Foldingbro as a border town
After the defeat in 1864, the river Kongeå first became the border to Prussia and later to Imperial Germany. The river once came again to form a customs border after there had been a duty-free period since 1851. A new customs authorities was set up to monitor the border and a number of frontier posts were erected at the crossing points. Foldingbro was created as one of the customs stations.
Danish customs control
The Customs Authorities rented space in the old publican farm from before 1851. The building that burned in 1906 was situated where Kongeå Inn is now. A customs collector inspector was employed with customs assistants and customs farmhands under him. Along with the border gendarmes, it was their job to ensure that goods were not being taken across the border without paying customs duties
Together they monitored the new border with an unprecedented thoroughness. Not least because the gendarmes in their roles as customs officers at the customs stations were allowed to keep 40% of the confiscation value of any contraband goods they seized.
To begin with, the confiscated items were auctioned off in Foldingbro and from 1866 at auctions in Kolding. However, the customs officers' diligence at Foldingbro could not prevent the Foldingbro station from being demoted in 1881 from being an independent office to becoming a customs checkpoint under the jurisdiction of Vamdrup Customs office.
After the construction of the East Jutland stretch of railway, Foldingbro's importance to border traffic diminished in favour of Vamdrup, which evolved into an important railway town with a large staff of customs officers. However, there would still be customs officers at Foldingbro for nearly another four decades. It was only at Reunification in 1920 that customs control at Foldingbro finally ceased.
Danish customs office, 1917.
Photo: Det Kongelige Danske Bibliotek
German customs control
There was also customs controls on the German side of the river until 1920. From 1871 the German customs inspectors had their customs office in a house just south of river Kongeå. The building is still there. So is the inn, which was built on the German side of the border and is now called Foldingbro Inn.
During the time Foldingbro was a border town between Denmark and Germany, the town grew and gained a large number of businesses and many craftsmen. Foldingbro's markets became a gathering place for residents living north and south of the river.
In 1893, a meeting hall was built north of the river. The building was constructed after a collection on both sides of the border, as part of the movement towards the national fight for Danish preservation in Southern Jutland.
The meeting hall was used for residents on both sides of the border for talks, concerts and other events. The German authorities were not too enthusiastic about the project. When meetings were held in the meeting hall, the German police stood outside and noted who came over the bridge from the south to take part in the event.

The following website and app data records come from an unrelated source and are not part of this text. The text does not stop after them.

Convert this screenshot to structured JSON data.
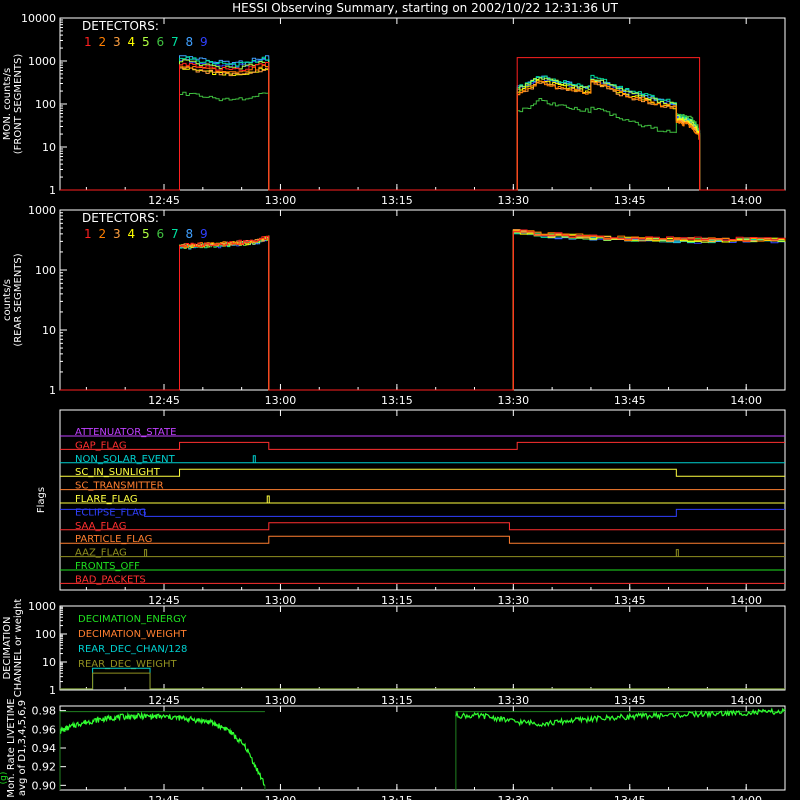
{
  "title": "HESSI Observing Summary, starting on 2002/10/22 12:31:36 UT",
  "time_axis": {
    "start_minutes": 751.6,
    "end_minutes": 845.0,
    "ticks": [
      {
        "t": 765,
        "label": "12:45"
      },
      {
        "t": 780,
        "label": "13:00"
      },
      {
        "t": 795,
        "label": "13:15"
      },
      {
        "t": 810,
        "label": "13:30"
      },
      {
        "t": 825,
        "label": "13:45"
      },
      {
        "t": 840,
        "label": "14:00"
      }
    ]
  },
  "detector_colors": [
    "#ff2020",
    "#ff7f00",
    "#ffa040",
    "#ffff00",
    "#b0ff40",
    "#40c040",
    "#00e0a0",
    "#40a0ff",
    "#3040ff"
  ],
  "chart_data": [
    {
      "type": "line",
      "id": "front",
      "ylabel": "MON. counts/s",
      "ylabel2": "(FRONT SEGMENTS)",
      "yscale": "log",
      "ylim": [
        1,
        10000
      ],
      "yticks": [
        "1",
        "10",
        "100",
        "1000",
        "10000"
      ],
      "legend_title": "DETECTORS:",
      "legend": [
        "1",
        "2",
        "3",
        "4",
        "5",
        "6",
        "7",
        "8",
        "9"
      ],
      "intervals": [
        {
          "start": 767.0,
          "end": 778.5,
          "levels": [
            900,
            800,
            700,
            700,
            1000,
            180,
            1200,
            1300,
            1100
          ],
          "shape": [
            1.0,
            0.95,
            0.85,
            0.8,
            0.75,
            0.72,
            0.7,
            0.72,
            0.8,
            0.9,
            1.0
          ]
        },
        {
          "start": 810.5,
          "end": 820.0,
          "levels": [
            200,
            180,
            180,
            200,
            240,
            70,
            260,
            250,
            230
          ],
          "shape": [
            1.0,
            1.1,
            1.4,
            1.8,
            1.6,
            1.4,
            1.3,
            1.2,
            1.1,
            1.0,
            1.0
          ]
        },
        {
          "start": 820.0,
          "end": 831.0,
          "levels": [
            350,
            320,
            300,
            330,
            380,
            80,
            420,
            400,
            360
          ],
          "shape": [
            1.0,
            0.9,
            0.75,
            0.6,
            0.5,
            0.45,
            0.4,
            0.35,
            0.3,
            0.28,
            0.25
          ]
        },
        {
          "start": 831.0,
          "end": 834.0,
          "levels": [
            40,
            38,
            40,
            45,
            50,
            60,
            55,
            50,
            48
          ],
          "shape": [
            1.0,
            1.0,
            0.95,
            0.9,
            0.9,
            0.85,
            0.8,
            0.7,
            0.6,
            0.5,
            0.4
          ]
        }
      ],
      "attenuated_detector_1": {
        "start": 810.5,
        "end": 834.0,
        "value": 1200
      }
    },
    {
      "type": "line",
      "id": "rear",
      "ylabel": "counts/s",
      "ylabel2": "(REAR SEGMENTS)",
      "yscale": "log",
      "ylim": [
        1,
        1000
      ],
      "yticks": [
        "1",
        "10",
        "100",
        "1000"
      ],
      "legend_title": "DETECTORS:",
      "legend": [
        "1",
        "2",
        "3",
        "4",
        "5",
        "6",
        "7",
        "8",
        "9"
      ],
      "intervals": [
        {
          "start": 767.0,
          "end": 778.5,
          "level": 260,
          "shape": [
            1.0,
            1.0,
            1.02,
            1.05,
            1.05,
            1.08,
            1.1,
            1.12,
            1.15,
            1.25,
            1.4
          ]
        },
        {
          "start": 810.0,
          "end": 845.0,
          "level": 380,
          "shape": [
            1.2,
            1.05,
            1.0,
            0.95,
            0.9,
            0.88,
            0.87,
            0.86,
            0.86,
            0.87,
            0.88
          ]
        }
      ]
    },
    {
      "type": "line",
      "id": "flags",
      "ylabel": "Flags",
      "flags": [
        {
          "name": "ATTENUATOR_STATE",
          "color": "#c040ff",
          "transitions": []
        },
        {
          "name": "GAP_FLAG",
          "color": "#ff3030",
          "transitions": [
            [
              767.0,
              1
            ],
            [
              778.5,
              0
            ],
            [
              810.5,
              1
            ]
          ]
        },
        {
          "name": "NON_SOLAR_EVENT",
          "color": "#00d0d0",
          "transitions": [],
          "spikes": [
            776.5
          ]
        },
        {
          "name": "SC_IN_SUNLIGHT",
          "color": "#ffff40",
          "transitions": [
            [
              767.0,
              1
            ],
            [
              831.0,
              0
            ]
          ]
        },
        {
          "name": "SC_TRANSMITTER",
          "color": "#ff7f30",
          "transitions": []
        },
        {
          "name": "FLARE_FLAG",
          "color": "#ffff40",
          "transitions": [],
          "spikes": [
            778.3
          ]
        },
        {
          "name": "ECLIPSE_FLAG",
          "color": "#3040ff",
          "transitions": [
            [
              762.5,
              0
            ],
            [
              831.0,
              1
            ]
          ],
          "initial": 1
        },
        {
          "name": "SAA_FLAG",
          "color": "#ff3030",
          "transitions": [
            [
              778.5,
              1
            ],
            [
              809.5,
              0
            ]
          ]
        },
        {
          "name": "PARTICLE_FLAG",
          "color": "#ff7f30",
          "transitions": [
            [
              778.5,
              1
            ],
            [
              809.5,
              0
            ]
          ]
        },
        {
          "name": "AAZ_FLAG",
          "color": "#909020",
          "transitions": [],
          "spikes": [
            762.5,
            831.0
          ]
        },
        {
          "name": "FRONTS_OFF",
          "color": "#20e020",
          "transitions": []
        },
        {
          "name": "BAD_PACKETS",
          "color": "#ff3030",
          "transitions": []
        }
      ]
    },
    {
      "type": "line",
      "id": "decimation",
      "ylabel": "DECIMATION",
      "ylabel2": "CHANNEL or weight",
      "yscale": "log",
      "ylim": [
        1,
        1000
      ],
      "yticks": [
        "1",
        "10",
        "100",
        "1000"
      ],
      "legend": [
        {
          "name": "DECIMATION_ENERGY",
          "color": "#20e020"
        },
        {
          "name": "DECIMATION_WEIGHT",
          "color": "#ff7f30"
        },
        {
          "name": "REAR_DEC_CHAN/128",
          "color": "#00d0d0"
        },
        {
          "name": "REAR_DEC_WEIGHT",
          "color": "#909020"
        }
      ],
      "boxes": [
        {
          "start": 755.8,
          "end": 763.2,
          "low": 1.1,
          "high": 6,
          "color": "#00d0d0"
        },
        {
          "start": 755.8,
          "end": 763.2,
          "low": 1.1,
          "high": 4,
          "color": "#909020"
        }
      ]
    },
    {
      "type": "line",
      "id": "livetime",
      "ylabel": "Mon. Rate LIVETIME",
      "ylabel2": "avg of D1,3,4,5,6,9",
      "ylim": [
        0.895,
        0.985
      ],
      "yticks": [
        "0.90",
        "0.92",
        "0.94",
        "0.96",
        "0.98"
      ],
      "segments": [
        {
          "start": 751.6,
          "end": 778.0,
          "profile": [
            0.958,
            0.966,
            0.97,
            0.973,
            0.974,
            0.974,
            0.973,
            0.971,
            0.968,
            0.96,
            0.94,
            0.9
          ]
        },
        {
          "start": 802.6,
          "end": 845.0,
          "profile": [
            0.975,
            0.974,
            0.968,
            0.966,
            0.97,
            0.972,
            0.974,
            0.975,
            0.976,
            0.977,
            0.978,
            0.979
          ]
        }
      ],
      "upper_envelope": 0.979
    }
  ]
}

During WW1, the bridge was blocked so there was no way you could come over it. It was only reopened after the war. After the Reunification in 1920, the customs border was moved south.
Bridge over Kongeåen in Foldingbro, German side.
Photo: Det Kongelige Bibliotek
Author: Peter Munch Jensen, former museum curator at Sønderskov Museum